Filter out every line below that lacks "title", and copy the rest.

Excerpts from an interface dataset
<<<<
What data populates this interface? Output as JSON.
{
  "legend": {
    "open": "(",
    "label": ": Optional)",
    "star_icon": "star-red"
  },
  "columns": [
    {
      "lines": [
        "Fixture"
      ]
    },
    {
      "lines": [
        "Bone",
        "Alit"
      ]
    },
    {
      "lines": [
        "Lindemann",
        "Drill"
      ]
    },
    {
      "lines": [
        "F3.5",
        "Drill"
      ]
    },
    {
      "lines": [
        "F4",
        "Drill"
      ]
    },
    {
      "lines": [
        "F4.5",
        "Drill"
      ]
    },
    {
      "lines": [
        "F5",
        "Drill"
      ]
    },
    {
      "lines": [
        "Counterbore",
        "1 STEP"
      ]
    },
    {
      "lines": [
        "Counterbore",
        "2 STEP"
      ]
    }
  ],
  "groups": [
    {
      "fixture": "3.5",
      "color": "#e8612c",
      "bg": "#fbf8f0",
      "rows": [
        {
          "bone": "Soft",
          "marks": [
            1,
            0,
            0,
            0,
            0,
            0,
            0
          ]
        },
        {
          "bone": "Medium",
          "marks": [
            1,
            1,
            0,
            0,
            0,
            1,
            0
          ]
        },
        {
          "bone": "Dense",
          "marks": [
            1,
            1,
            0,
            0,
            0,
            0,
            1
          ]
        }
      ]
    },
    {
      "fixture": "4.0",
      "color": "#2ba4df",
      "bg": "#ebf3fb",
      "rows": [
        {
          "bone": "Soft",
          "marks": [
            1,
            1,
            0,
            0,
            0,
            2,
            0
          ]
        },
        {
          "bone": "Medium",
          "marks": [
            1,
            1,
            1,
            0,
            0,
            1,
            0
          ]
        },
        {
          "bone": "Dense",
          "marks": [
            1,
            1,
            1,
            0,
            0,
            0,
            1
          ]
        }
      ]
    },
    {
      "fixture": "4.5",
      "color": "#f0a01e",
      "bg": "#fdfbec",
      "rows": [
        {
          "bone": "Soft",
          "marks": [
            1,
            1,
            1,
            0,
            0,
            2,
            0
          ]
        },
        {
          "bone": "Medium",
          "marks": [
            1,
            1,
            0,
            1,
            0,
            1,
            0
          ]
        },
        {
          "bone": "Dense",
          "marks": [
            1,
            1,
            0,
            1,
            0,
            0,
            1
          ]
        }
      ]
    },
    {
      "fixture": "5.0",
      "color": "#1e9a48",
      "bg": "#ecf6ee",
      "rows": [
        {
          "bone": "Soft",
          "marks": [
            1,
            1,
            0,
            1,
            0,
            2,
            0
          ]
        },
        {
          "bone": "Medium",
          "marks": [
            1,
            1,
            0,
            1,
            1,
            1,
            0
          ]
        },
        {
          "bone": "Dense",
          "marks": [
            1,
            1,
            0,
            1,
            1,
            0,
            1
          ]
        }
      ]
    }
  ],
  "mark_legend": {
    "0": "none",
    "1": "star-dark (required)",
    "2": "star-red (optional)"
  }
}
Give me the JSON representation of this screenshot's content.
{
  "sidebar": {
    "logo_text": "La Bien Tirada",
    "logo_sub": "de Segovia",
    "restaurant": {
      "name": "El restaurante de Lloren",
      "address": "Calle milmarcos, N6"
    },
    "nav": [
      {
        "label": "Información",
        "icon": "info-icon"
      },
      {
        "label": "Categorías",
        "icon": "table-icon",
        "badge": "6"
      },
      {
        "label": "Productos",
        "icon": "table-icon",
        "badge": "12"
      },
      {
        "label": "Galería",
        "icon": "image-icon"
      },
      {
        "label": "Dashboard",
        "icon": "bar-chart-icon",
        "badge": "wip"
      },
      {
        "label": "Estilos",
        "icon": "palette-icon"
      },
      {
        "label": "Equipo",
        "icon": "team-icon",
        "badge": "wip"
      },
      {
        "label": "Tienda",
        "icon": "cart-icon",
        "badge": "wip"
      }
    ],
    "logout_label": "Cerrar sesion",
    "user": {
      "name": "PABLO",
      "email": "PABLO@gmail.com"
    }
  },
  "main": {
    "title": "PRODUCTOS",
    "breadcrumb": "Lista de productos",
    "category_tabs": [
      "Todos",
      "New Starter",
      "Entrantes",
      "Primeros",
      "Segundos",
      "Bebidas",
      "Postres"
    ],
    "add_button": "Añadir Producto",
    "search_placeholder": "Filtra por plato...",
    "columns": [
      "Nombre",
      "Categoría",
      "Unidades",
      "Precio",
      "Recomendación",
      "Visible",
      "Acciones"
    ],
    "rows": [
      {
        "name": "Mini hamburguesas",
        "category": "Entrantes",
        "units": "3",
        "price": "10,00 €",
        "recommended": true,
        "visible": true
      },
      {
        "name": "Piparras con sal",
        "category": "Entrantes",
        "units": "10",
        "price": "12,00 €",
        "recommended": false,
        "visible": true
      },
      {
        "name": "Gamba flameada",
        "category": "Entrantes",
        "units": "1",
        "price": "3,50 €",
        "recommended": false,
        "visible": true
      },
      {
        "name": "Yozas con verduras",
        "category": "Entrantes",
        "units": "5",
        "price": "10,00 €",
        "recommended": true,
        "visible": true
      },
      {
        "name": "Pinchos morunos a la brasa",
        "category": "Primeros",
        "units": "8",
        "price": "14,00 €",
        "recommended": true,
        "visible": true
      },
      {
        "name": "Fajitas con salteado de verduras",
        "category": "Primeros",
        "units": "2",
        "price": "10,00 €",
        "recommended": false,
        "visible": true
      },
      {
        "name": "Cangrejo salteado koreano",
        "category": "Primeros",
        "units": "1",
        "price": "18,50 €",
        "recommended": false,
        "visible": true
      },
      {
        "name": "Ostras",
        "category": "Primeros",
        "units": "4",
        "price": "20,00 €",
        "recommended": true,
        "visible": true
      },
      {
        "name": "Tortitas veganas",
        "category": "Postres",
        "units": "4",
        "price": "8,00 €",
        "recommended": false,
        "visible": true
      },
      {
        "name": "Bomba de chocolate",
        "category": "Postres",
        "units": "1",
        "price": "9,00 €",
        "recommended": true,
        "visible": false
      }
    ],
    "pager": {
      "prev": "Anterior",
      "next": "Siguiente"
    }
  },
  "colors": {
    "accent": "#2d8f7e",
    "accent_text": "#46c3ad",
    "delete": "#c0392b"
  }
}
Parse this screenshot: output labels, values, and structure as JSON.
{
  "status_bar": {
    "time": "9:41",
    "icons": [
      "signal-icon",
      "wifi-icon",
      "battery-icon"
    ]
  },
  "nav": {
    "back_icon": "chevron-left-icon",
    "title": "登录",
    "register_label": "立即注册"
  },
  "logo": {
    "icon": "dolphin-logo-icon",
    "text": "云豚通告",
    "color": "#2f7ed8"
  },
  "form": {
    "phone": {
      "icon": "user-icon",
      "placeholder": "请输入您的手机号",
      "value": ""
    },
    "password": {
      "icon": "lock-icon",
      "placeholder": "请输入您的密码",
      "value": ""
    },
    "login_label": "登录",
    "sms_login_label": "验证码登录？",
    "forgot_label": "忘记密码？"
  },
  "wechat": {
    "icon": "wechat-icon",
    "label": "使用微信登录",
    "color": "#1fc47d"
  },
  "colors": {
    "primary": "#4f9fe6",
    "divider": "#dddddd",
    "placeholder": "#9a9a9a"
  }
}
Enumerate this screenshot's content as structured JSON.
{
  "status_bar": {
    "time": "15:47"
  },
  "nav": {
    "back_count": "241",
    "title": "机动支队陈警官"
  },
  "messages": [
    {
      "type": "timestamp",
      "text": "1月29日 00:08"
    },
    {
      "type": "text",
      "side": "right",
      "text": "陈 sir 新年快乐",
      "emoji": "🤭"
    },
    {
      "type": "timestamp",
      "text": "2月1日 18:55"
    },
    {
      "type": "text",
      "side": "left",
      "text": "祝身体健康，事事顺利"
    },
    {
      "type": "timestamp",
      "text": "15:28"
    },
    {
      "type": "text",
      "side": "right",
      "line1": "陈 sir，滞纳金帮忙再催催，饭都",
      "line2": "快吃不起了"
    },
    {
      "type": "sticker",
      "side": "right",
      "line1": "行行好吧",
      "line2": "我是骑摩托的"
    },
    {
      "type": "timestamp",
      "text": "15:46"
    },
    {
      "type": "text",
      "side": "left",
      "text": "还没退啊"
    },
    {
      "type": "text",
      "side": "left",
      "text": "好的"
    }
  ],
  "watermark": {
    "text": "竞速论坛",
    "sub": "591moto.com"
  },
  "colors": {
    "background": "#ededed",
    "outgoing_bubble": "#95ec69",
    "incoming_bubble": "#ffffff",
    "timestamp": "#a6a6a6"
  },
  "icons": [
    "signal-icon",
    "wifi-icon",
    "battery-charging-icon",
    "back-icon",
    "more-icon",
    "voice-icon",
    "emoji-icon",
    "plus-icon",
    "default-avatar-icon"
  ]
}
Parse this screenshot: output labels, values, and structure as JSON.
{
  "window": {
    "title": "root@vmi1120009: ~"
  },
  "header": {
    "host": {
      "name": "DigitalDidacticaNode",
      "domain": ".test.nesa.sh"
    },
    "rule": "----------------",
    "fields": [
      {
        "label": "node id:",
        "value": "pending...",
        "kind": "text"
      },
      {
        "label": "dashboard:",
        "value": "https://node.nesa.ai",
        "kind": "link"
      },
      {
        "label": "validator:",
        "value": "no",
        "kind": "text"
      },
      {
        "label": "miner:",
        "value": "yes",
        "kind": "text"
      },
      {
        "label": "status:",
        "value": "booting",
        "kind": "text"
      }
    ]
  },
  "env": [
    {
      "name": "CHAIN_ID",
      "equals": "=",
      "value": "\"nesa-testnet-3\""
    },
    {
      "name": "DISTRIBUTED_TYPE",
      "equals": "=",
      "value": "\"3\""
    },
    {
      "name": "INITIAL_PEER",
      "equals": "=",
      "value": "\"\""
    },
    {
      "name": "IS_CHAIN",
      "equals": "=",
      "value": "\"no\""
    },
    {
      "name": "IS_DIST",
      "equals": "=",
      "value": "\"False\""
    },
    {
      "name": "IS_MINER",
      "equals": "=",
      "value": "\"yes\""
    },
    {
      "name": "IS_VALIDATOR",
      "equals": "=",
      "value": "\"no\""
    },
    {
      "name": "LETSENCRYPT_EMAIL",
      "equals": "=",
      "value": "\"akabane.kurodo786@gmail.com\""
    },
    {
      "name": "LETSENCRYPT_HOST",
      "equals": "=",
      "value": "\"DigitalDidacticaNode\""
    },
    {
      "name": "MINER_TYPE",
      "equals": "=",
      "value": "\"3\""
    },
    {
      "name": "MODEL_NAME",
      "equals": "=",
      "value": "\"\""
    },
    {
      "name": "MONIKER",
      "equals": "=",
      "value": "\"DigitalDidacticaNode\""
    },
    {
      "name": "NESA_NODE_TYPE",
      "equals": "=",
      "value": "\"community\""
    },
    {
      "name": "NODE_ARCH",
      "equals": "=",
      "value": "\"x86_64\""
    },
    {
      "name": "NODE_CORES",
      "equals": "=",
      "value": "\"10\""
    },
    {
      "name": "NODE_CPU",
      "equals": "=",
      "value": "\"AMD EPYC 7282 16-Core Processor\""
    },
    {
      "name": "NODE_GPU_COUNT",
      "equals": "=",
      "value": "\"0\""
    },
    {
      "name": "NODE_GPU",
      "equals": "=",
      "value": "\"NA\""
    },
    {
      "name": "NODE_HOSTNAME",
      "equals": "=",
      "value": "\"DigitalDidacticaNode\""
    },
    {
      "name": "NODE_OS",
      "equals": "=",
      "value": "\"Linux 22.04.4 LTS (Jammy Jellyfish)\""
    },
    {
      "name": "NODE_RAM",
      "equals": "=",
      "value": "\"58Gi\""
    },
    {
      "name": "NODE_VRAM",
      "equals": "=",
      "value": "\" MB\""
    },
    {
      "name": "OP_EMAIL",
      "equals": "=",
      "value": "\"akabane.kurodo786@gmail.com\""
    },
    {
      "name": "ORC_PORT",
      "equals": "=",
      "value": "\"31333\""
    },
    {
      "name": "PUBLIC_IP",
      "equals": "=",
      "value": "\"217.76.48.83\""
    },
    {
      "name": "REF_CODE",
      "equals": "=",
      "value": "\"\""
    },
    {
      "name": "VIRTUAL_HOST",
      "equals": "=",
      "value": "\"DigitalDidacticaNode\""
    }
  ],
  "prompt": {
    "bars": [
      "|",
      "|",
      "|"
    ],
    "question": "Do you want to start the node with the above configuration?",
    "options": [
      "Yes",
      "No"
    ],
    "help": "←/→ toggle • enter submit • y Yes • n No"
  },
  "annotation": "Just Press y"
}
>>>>
Task output:
    "title": "PRODUCTOS",
    "title": "登录",
    "title": "机动支队陈警官"
    "title": "root@vmi1120009: ~"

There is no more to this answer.